A U-TURN on a curry house that employed illegal workers was due to a lack of police evidence, councillors have said. 

Miah’s of Pangbourne, on 26 Reading Road, has kept its premises licence to sell alcohol, after West Berkshire Council reversed its previous decision to revoke it. 

Immigration enforcement officers found three people working in the restaurant in August last year, and which led to the council revoking the licence last October. 

But because of a mistake — four councillors sat on the licensing sub-committee last year instead of the legally required three — that decision was invalid and the review had to be reheard.

This time round, when the committee met on October 16, councillors decided that the evidence was now out of date.
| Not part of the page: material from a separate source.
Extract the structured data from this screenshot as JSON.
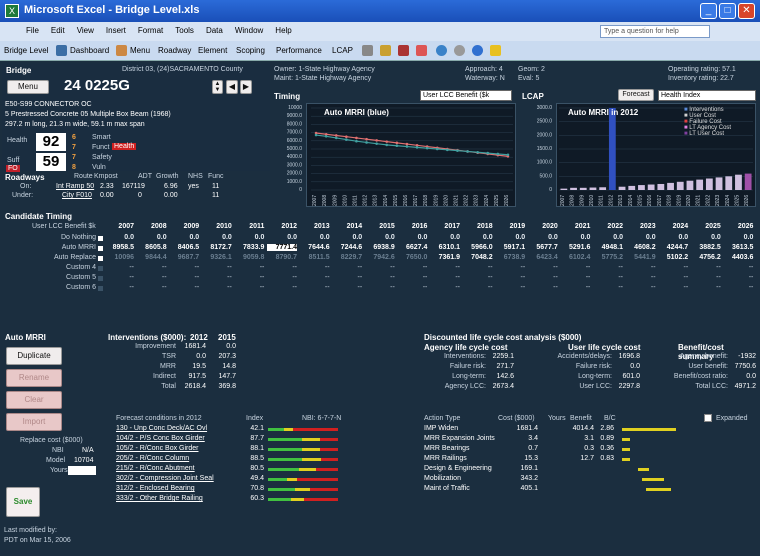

The reasons for the decision were published a week after the meeting. 

The decision said that no ‘written representations were submitted into evidence in the last twelve months’. “The licensing sub-committee felt there was a lack of evidence in this regard.”

The committee ‘acknowledged the seriousness of the evidence of illegal working’, and noted ‘there had been another incident of illegal working’ at another Miah’s restaurant at Spencer’s Wood on August 31, this year. 

It also noted that when Thames Valley Police visited the Pangbourne restaurant on August 11, this year, ‘there was evidence of poor practices and a lack of due diligence’. However, the police did not then find a breach of the licensing conditions or evidence of illegal working. 

The decision said ‘there was not sufficient evidence’ for revocation, but instead chose to tighten the licence conditions — including better paperwork to prove staff have the right to work in the UK. 

The licensing sub-committee at West Berkshire Council takes five working days to decide on licence reviews; this contrasts with Reading Borough and Bracknell Forest councils, which make decisions on the same day as hearing the review.